Aim of the exercise
From start to end, write out the following data exactly, apart from its images.

§

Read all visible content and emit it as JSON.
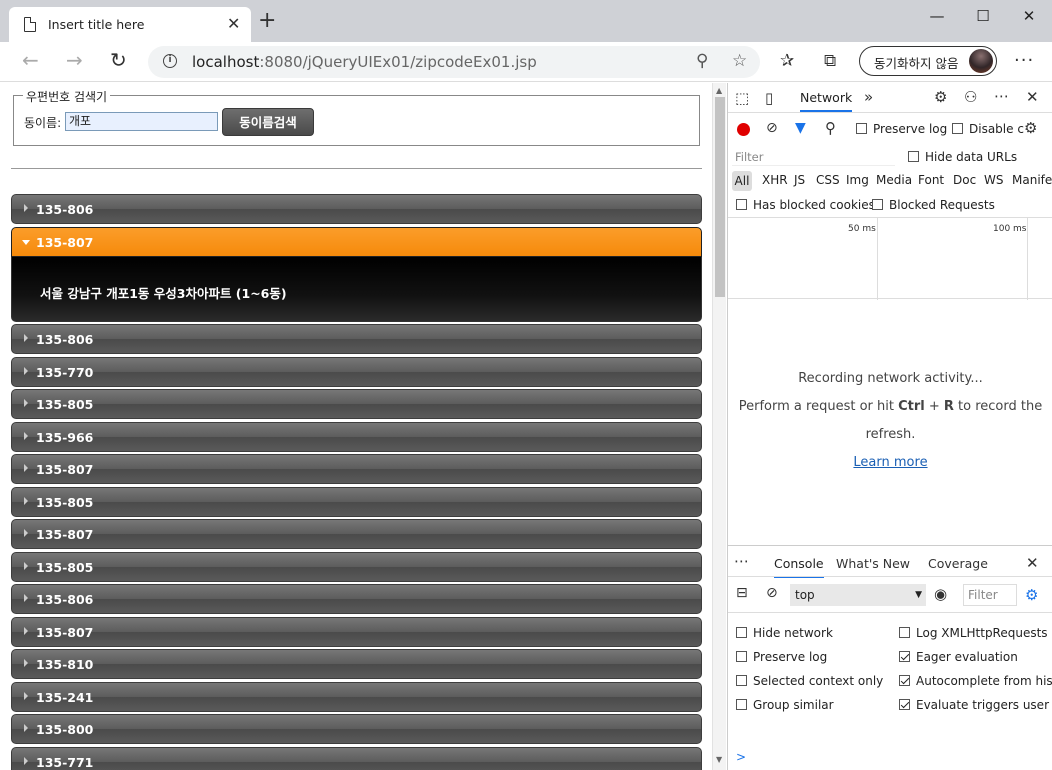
{
  "browser": {
    "tab_title": "Insert title here",
    "new_tab_symbol": "+",
    "url_host": "localhost",
    "url_path": ":8080/jQueryUIEx01/zipcodeEx01.jsp",
    "sync_label": "동기화하지 않음"
  },
  "form": {
    "legend": "우편번호 검색기",
    "dong_label": "동이름:",
    "dong_value": "개포",
    "search_button": "동이름검색"
  },
  "accordion": {
    "items": [
      {
        "code": "135-806"
      },
      {
        "code": "135-807",
        "content": "서울 강남구 개포1동 우성3차아파트 (1~6동)"
      },
      {
        "code": "135-806"
      },
      {
        "code": "135-770"
      },
      {
        "code": "135-805"
      },
      {
        "code": "135-966"
      },
      {
        "code": "135-807"
      },
      {
        "code": "135-805"
      },
      {
        "code": "135-807"
      },
      {
        "code": "135-805"
      },
      {
        "code": "135-806"
      },
      {
        "code": "135-807"
      },
      {
        "code": "135-810"
      },
      {
        "code": "135-241"
      },
      {
        "code": "135-800"
      },
      {
        "code": "135-771"
      }
    ]
  },
  "devtools": {
    "network_tab": "Network",
    "more_tabs": "»",
    "preserve_log": "Preserve log",
    "disable_cache": "Disable c",
    "filter_placeholder": "Filter",
    "hide_data_urls": "Hide data URLs",
    "types": [
      "All",
      "XHR",
      "JS",
      "CSS",
      "Img",
      "Media",
      "Font",
      "Doc",
      "WS",
      "Manifes"
    ],
    "has_blocked_cookies": "Has blocked cookies",
    "blocked_requests": "Blocked Requests",
    "timeline_labels": [
      "50 ms",
      "100 ms"
    ],
    "msg_recording": "Recording network activity...",
    "msg_perform_pre": "Perform a request or hit ",
    "msg_ctrl": "Ctrl",
    "msg_plus": " + ",
    "msg_r": "R",
    "msg_perform_post": " to record the",
    "msg_refresh": "refresh.",
    "learn_more": "Learn more"
  },
  "drawer": {
    "tabs": [
      "Console",
      "What's New",
      "Coverage"
    ],
    "context": "top",
    "filter_placeholder": "Filter",
    "options_left": [
      {
        "label": "Hide network",
        "checked": false
      },
      {
        "label": "Preserve log",
        "checked": false
      },
      {
        "label": "Selected context only",
        "checked": false
      },
      {
        "label": "Group similar",
        "checked": false
      }
    ],
    "options_right": [
      {
        "label": "Log XMLHttpRequests",
        "checked": false
      },
      {
        "label": "Eager evaluation",
        "checked": true
      },
      {
        "label": "Autocomplete from histor",
        "checked": true
      },
      {
        "label": "Evaluate triggers user acti",
        "checked": true
      }
    ],
    "prompt": ">"
  }
}
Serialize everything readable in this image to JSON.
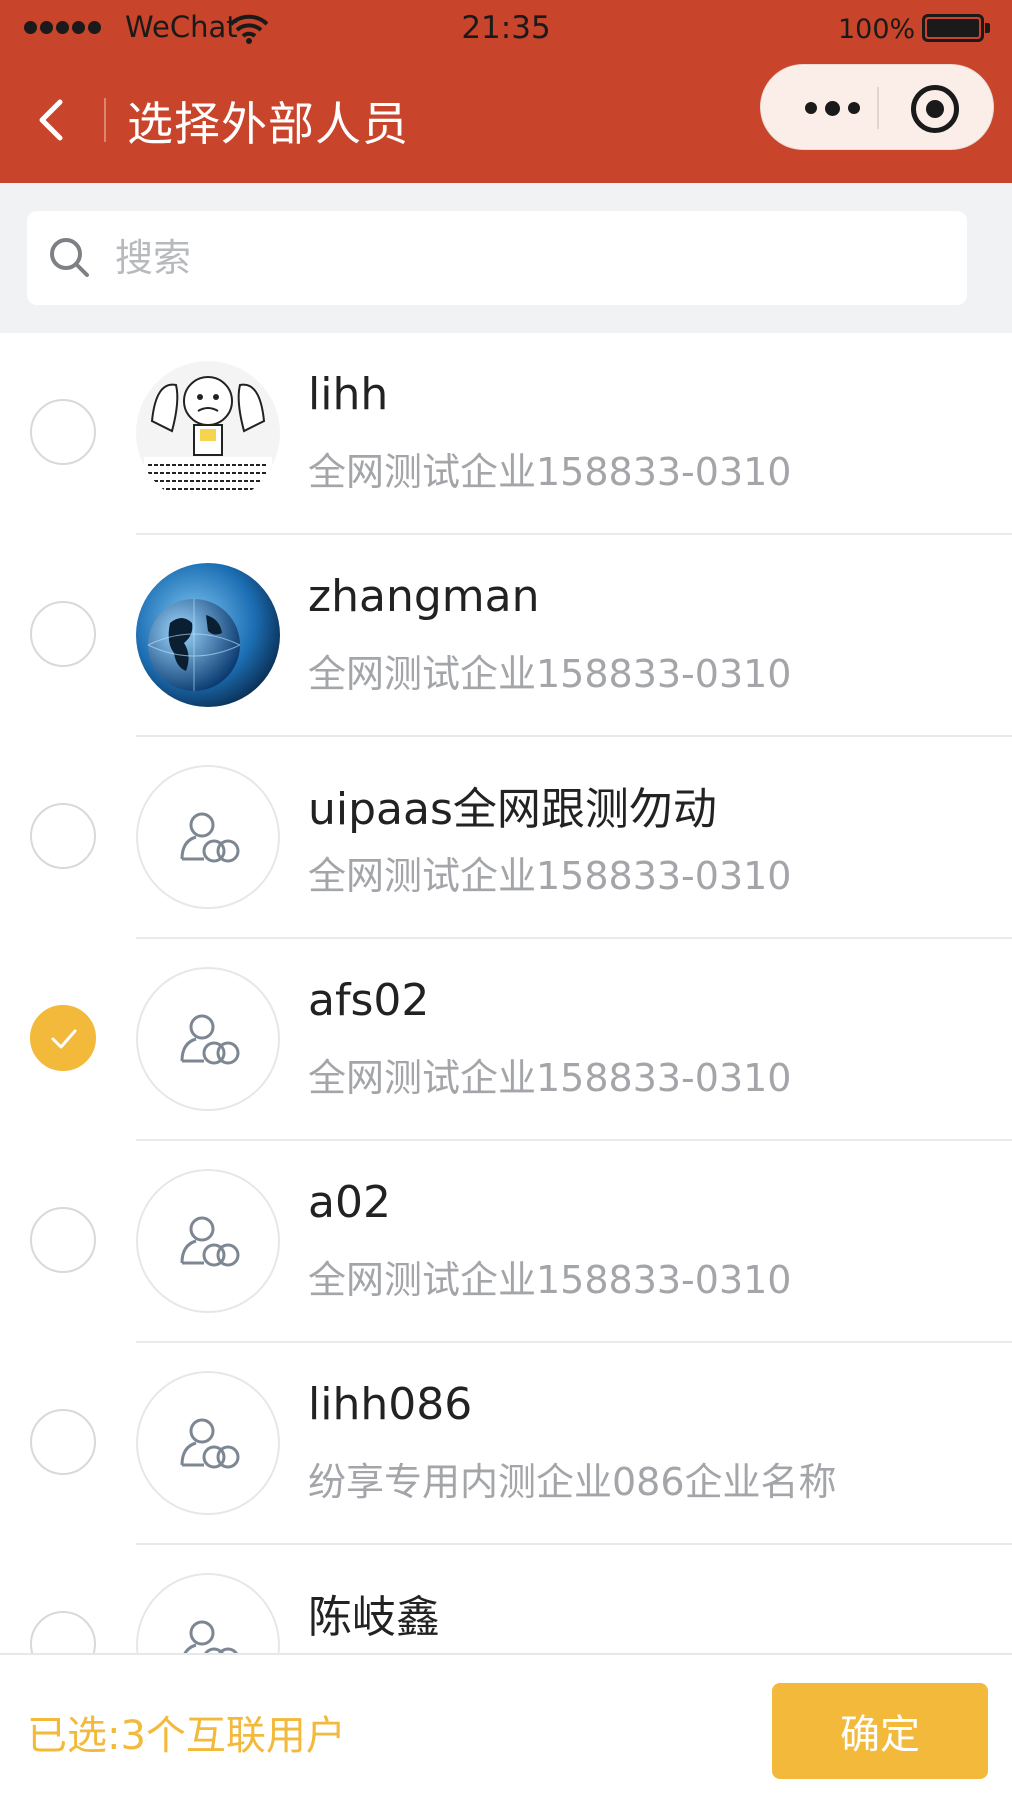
{
  "status_bar": {
    "carrier": "WeChat",
    "time": "21:35",
    "battery": "100%"
  },
  "nav": {
    "title": "选择外部人员"
  },
  "search": {
    "placeholder": "搜索"
  },
  "contacts": [
    {
      "name": "lihh",
      "org": "全网测试企业158833-0310",
      "checked": false,
      "avatar": "cartoon-photo"
    },
    {
      "name": "zhangman",
      "org": "全网测试企业158833-0310",
      "checked": false,
      "avatar": "globe-photo"
    },
    {
      "name": "uipaas全网跟测勿动",
      "org": "全网测试企业158833-0310",
      "checked": false,
      "avatar": "default-user-icon"
    },
    {
      "name": "afs02",
      "org": "全网测试企业158833-0310",
      "checked": true,
      "avatar": "default-user-icon"
    },
    {
      "name": "a02",
      "org": "全网测试企业158833-0310",
      "checked": false,
      "avatar": "default-user-icon"
    },
    {
      "name": "lihh086",
      "org": "纷享专用内测企业086企业名称",
      "checked": false,
      "avatar": "default-user-icon"
    },
    {
      "name": "陈岐鑫",
      "org": "",
      "checked": false,
      "avatar": "default-user-icon"
    }
  ],
  "footer": {
    "selected_text": "已选:3个互联用户",
    "confirm_label": "确定"
  },
  "colors": {
    "nav_bg": "#c8442a",
    "accent": "#f3b93a"
  }
}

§

Exercise output
Read all visible content and emit it as JSON.
{
  "browser": {
    "tab_title": "Insert title here",
    "new_tab_symbol": "+",
    "url_host": "localhost",
    "url_path": ":8080/jQueryUIEx01/zipcodeEx01.jsp",
    "sync_label": "동기화하지 않음"
  },
  "form": {
    "legend": "우편번호 검색기",
    "dong_label": "동이름:",
    "dong_value": "개포",
    "search_button": "동이름검색"
  },
  "accordion": {
    "items": [
      {
        "code": "135-806"
      },
      {
        "code": "135-807",
        "content": "서울 강남구 개포1동 우성3차아파트 (1~6동)"
      },
      {
        "code": "135-806"
      },
      {
        "code": "135-770"
      },
      {
        "code": "135-805"
      },
      {
        "code": "135-966"
      },
      {
        "code": "135-807"
      },
      {
        "code": "135-805"
      },
      {
        "code": "135-807"
      },
      {
        "code": "135-805"
      },
      {
        "code": "135-806"
      },
      {
        "code": "135-807"
      },
      {
        "code": "135-810"
      },
      {
        "code": "135-241"
      },
      {
        "code": "135-800"
      },
      {
        "code": "135-771"
      }
    ]
  },
  "devtools": {
    "network_tab": "Network",
    "more_tabs": "»",
    "preserve_log": "Preserve log",
    "disable_cache": "Disable c",
    "filter_placeholder": "Filter",
    "hide_data_urls": "Hide data URLs",
    "types": [
      "All",
      "XHR",
      "JS",
      "CSS",
      "Img",
      "Media",
      "Font",
      "Doc",
      "WS",
      "Manifes"
    ],
    "has_blocked_cookies": "Has blocked cookies",
    "blocked_requests": "Blocked Requests",
    "timeline_labels": [
      "50 ms",
      "100 ms"
    ],
    "msg_recording": "Recording network activity...",
    "msg_perform_pre": "Perform a request or hit ",
    "msg_ctrl": "Ctrl",
    "msg_plus": " + ",
    "msg_r": "R",
    "msg_perform_post": " to record the",
    "msg_refresh": "refresh.",
    "learn_more": "Learn more"
  },
  "drawer": {
    "tabs": [
      "Console",
      "What's New",
      "Coverage"
    ],
    "context": "top",
    "filter_placeholder": "Filter",
    "options_left": [
      {
        "label": "Hide network",
        "checked": false
      },
      {
        "label": "Preserve log",
        "checked": false
      },
      {
        "label": "Selected context only",
        "checked": false
      },
      {
        "label": "Group similar",
        "checked": false
      }
    ],
    "options_right": [
      {
        "label": "Log XMLHttpRequests",
        "checked": false
      },
      {
        "label": "Eager evaluation",
        "checked": true
      },
      {
        "label": "Autocomplete from histor",
        "checked": true
      },
      {
        "label": "Evaluate triggers user acti",
        "checked": true
      }
    ],
    "prompt": ">"
  }
}
Serialize everything readable in this image to JSON.
{
  "status_bar": {
    "carrier": "WeChat",
    "time": "21:35",
    "battery": "100%"
  },
  "nav": {
    "title": "选择外部人员"
  },
  "search": {
    "placeholder": "搜索"
  },
  "contacts": [
    {
      "name": "lihh",
      "org": "全网测试企业158833-0310",
      "checked": false,
      "avatar": "cartoon-photo"
    },
    {
      "name": "zhangman",
      "org": "全网测试企业158833-0310",
      "checked": false,
      "avatar": "globe-photo"
    },
    {
      "name": "uipaas全网跟测勿动",
      "org": "全网测试企业158833-0310",
      "checked": false,
      "avatar": "default-user-icon"
    },
    {
      "name": "afs02",
      "org": "全网测试企业158833-0310",
      "checked": true,
      "avatar": "default-user-icon"
    },
    {
      "name": "a02",
      "org": "全网测试企业158833-0310",
      "checked": false,
      "avatar": "default-user-icon"
    },
    {
      "name": "lihh086",
      "org": "纷享专用内测企业086企业名称",
      "checked": false,
      "avatar": "default-user-icon"
    },
    {
      "name": "陈岐鑫",
      "org": "",
      "checked": false,
      "avatar": "default-user-icon"
    }
  ],
  "footer": {
    "selected_text": "已选:3个互联用户",
    "confirm_label": "确定"
  },
  "colors": {
    "nav_bg": "#c8442a",
    "accent": "#f3b93a"
  }
}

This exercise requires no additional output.